(Data records for software interfaces)
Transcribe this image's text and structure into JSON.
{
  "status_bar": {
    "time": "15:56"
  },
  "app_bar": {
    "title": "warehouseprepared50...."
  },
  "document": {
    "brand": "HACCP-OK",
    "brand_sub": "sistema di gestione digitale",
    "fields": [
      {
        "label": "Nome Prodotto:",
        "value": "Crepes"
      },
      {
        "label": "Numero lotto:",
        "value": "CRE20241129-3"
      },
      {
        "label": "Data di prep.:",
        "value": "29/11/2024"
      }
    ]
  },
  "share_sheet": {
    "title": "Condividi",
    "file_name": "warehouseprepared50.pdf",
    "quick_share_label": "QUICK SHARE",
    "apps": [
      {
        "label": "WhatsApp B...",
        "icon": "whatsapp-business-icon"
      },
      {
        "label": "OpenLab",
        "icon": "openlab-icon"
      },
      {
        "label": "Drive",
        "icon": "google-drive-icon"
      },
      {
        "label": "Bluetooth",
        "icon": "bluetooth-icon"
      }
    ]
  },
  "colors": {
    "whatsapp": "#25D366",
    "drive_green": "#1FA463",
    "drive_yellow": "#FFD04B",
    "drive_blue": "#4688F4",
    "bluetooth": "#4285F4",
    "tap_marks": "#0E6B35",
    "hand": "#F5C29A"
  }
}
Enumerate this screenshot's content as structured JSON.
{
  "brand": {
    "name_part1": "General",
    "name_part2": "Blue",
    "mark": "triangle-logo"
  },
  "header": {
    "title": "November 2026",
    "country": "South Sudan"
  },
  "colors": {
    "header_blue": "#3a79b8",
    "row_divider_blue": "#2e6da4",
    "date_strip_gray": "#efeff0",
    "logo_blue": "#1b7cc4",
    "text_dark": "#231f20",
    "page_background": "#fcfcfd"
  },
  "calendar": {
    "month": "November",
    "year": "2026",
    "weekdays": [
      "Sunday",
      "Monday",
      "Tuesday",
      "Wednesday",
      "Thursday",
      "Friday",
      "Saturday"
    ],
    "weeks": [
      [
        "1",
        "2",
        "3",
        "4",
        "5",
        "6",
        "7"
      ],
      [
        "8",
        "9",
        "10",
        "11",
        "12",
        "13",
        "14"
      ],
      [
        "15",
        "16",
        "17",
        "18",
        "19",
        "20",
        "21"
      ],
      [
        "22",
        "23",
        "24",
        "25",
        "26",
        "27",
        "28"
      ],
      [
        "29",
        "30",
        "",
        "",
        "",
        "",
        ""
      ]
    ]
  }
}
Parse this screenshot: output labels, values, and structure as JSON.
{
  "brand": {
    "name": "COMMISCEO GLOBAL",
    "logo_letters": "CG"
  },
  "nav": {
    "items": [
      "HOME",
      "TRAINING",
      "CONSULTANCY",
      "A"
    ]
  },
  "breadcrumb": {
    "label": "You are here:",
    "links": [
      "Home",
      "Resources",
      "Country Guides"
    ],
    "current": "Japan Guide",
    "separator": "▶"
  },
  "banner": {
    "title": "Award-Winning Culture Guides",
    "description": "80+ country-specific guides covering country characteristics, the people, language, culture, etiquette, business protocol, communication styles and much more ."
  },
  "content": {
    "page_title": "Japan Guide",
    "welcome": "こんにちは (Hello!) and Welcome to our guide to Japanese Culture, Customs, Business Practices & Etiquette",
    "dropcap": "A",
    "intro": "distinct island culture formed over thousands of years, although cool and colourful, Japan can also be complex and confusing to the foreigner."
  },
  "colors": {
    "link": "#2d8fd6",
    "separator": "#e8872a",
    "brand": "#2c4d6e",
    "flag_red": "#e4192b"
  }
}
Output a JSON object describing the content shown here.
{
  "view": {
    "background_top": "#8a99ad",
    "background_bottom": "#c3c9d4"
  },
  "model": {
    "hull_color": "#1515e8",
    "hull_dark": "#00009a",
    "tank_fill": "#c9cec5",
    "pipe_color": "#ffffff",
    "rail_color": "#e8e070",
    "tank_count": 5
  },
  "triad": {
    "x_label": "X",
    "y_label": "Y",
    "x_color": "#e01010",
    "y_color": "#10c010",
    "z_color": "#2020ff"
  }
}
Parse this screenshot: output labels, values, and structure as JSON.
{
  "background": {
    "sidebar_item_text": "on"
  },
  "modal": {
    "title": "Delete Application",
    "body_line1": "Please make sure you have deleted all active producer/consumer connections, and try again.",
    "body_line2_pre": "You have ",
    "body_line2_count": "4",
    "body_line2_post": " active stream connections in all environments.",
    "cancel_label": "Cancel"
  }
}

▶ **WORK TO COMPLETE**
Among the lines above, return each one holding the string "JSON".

▶ **OUTPUT OF THE EXERCISE**
Transcribe this image's text and structure into JSON.
Enumerate this screenshot's content as structured JSON.
Parse this screenshot: output labels, values, and structure as JSON.
Output a JSON object describing the content shown here.
Parse this screenshot: output labels, values, and structure as JSON.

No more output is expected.